Improving professional practice is central to the work of many teachers across Scotland, but one local authority is adopting a whole new approach to CPD - by using the world's largest-ever education research project.
Midlothian Council is taking the methodology explored in John Hattie's 2008 book Visible Learning and rolling it out across the entire local authority.
Believed to be the biggest and most ambitious analysis of education ever completed, the meta-analysis by Professor Hattie, pictured below, includes data associated with more than 80 million students and took 15 years to complete. It concludes that the most effective way of improving education is to boost the quality of the interaction between pupils and their teacher.
Professor Hattie's work also provides a framework for schools to evaluate teaching and learning, and to identify successful practices. Following this lead, Midlothian began to organise professional learning sessions showing teachers how to use these methods in their own schools. A year on, the council's head of education believes that every school has had some exposure to the research.
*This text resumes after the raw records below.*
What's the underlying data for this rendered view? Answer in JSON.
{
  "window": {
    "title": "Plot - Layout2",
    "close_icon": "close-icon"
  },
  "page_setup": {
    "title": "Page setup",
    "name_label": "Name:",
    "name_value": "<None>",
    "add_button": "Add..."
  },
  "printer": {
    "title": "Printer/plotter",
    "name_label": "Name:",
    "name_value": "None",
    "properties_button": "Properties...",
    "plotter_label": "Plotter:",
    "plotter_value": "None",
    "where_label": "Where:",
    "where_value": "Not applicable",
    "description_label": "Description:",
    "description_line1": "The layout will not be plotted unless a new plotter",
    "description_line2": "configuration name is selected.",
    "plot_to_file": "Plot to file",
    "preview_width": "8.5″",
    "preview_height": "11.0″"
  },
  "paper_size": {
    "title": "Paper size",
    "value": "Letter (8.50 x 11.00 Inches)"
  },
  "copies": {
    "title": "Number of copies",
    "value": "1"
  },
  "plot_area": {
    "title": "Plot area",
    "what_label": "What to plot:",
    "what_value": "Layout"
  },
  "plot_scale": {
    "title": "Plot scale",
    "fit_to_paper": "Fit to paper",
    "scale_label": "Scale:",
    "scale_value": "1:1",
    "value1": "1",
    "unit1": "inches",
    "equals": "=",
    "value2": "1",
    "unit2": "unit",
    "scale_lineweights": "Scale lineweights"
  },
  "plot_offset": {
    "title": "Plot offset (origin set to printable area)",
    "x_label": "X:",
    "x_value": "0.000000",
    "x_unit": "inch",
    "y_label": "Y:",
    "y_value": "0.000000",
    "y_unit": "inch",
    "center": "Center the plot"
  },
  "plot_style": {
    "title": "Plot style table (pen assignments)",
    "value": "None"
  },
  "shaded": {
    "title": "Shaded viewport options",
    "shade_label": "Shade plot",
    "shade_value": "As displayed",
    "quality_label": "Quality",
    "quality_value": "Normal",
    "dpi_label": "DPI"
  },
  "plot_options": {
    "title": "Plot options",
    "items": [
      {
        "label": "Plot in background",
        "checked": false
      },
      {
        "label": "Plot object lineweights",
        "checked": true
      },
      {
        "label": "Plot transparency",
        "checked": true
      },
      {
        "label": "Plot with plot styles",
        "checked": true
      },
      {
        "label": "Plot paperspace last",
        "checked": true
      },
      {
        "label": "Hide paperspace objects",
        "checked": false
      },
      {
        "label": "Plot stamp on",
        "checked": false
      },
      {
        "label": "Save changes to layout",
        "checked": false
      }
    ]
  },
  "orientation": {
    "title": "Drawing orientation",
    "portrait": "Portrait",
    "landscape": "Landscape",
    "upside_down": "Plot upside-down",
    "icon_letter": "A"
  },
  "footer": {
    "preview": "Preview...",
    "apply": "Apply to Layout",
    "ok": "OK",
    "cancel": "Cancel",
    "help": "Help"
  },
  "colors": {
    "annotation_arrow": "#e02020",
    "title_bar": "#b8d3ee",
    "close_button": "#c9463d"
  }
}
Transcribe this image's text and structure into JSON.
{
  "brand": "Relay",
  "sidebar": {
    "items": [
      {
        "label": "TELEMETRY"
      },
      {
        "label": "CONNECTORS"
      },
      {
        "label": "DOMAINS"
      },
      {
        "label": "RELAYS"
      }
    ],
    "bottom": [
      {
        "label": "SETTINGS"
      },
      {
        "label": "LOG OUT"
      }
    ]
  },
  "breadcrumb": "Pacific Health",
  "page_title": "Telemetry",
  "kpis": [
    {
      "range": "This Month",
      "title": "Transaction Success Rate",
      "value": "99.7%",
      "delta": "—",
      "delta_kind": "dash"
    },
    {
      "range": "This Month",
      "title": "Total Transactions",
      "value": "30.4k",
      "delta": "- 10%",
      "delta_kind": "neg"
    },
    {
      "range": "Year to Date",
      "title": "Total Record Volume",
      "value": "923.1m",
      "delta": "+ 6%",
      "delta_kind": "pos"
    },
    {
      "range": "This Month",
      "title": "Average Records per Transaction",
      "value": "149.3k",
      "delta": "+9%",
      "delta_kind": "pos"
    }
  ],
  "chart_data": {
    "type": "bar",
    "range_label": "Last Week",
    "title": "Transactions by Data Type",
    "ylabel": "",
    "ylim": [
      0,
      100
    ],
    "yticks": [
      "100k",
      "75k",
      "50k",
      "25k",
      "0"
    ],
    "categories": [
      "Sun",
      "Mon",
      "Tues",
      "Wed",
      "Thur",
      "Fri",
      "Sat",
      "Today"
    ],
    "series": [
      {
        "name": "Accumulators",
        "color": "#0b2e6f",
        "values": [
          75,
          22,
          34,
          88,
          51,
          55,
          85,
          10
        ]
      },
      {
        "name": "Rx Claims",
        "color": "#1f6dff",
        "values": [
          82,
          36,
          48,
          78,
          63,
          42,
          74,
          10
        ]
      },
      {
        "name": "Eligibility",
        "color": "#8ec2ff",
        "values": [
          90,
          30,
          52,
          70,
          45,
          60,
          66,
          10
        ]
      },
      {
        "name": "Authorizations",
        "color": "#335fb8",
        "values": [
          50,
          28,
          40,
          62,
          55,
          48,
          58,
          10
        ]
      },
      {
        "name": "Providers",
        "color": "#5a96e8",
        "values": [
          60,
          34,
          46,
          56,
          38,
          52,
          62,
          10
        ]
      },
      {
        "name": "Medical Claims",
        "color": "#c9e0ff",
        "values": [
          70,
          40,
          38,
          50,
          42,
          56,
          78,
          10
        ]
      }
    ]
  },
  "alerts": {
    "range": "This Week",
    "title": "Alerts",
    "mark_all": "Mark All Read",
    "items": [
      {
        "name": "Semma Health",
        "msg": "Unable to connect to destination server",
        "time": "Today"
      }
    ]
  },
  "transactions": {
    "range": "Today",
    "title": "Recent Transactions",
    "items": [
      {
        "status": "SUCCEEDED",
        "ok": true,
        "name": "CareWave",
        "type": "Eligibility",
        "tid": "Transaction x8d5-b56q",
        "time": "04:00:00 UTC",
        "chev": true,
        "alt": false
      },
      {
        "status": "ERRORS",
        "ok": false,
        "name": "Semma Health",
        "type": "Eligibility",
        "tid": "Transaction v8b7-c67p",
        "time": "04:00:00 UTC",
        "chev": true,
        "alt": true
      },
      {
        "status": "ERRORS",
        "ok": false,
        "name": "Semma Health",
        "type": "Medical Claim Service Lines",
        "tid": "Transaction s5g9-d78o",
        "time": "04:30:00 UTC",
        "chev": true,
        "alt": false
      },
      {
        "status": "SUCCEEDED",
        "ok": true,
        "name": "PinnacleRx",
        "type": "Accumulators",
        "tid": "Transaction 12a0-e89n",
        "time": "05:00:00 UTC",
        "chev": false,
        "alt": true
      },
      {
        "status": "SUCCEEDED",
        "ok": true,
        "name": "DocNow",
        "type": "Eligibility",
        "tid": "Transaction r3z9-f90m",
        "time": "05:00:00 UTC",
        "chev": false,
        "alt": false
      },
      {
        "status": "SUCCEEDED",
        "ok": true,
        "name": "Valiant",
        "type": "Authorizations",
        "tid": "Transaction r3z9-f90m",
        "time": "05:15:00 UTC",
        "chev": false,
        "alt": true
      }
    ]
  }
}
Midlothian's principal educational psychologist, Sarah Philp, who helped to bring Professor Hattie's ideas to the local authority, told TESS that although a number of schools in England used Visible Learning, Midlothian's whole-council approach was unique.
Ms Philp explained that the council had decided to use Visible Learning when it began to consider ways of raising attainment, adding that it was not just Professor Hattie's research that appealed but also his methodology. "It is focused on creating change," she said. "So we looked at what it could offer us, and what it could help us achieve. To me, it is about Curriculum for Excellence, and what we are doing to deliver that."
Ms Philp said that the Visible Learning ideas had made staff in Midlothian "focus and really look at what we are doing". She added that effective evidence-gathering was crucial, allowing teachers to track progress. Pupil voice was also important, she said.
The council-wide policy was allowing "collaborative expertise" to develop, she added. "There are a number of schools using it, but they don't have that collaborative and professional dialogue. This is about the small things that we do every day to contribute to this approach."
Last week, a conference held by the council to help embed the ideas further attracted more than 500 teachers, including 150 learning assistants and support staff.
The council's head of education, Grace Vickers, said: "It is down to us realising that if we want to improve education, it is about the teacher in the classroom. We are focused on CPD."
She said the move had allowed teachers to "see the work they are doing and how much pupils are progressing".
Cuiken Primary is one of the schools in Midlothian that has adopted Visible Learning. Headteacher Joanne Taylor said the research was embedded in the school's improvement plans for the next session.
"We have taken the Visible Learning approach and have made it fit our school, which might look different from another school. We use it to suit our context," she said.
Getting the feedback of pupils was important, Ms Taylor added, as was developing a "language of progression". She said that teachers had canvassed the views of students, and that there had been a marked shift in the three areas the school had focused on in the first year.
She added: "Children are also much more aware now of where they are in their learning and where they are going next. But there is still more to do on that."
Gathering evidence was one of the essential aspects of the approach, Ms Taylor concluded, and helped teachers to understand "whether what we are doing is making a difference".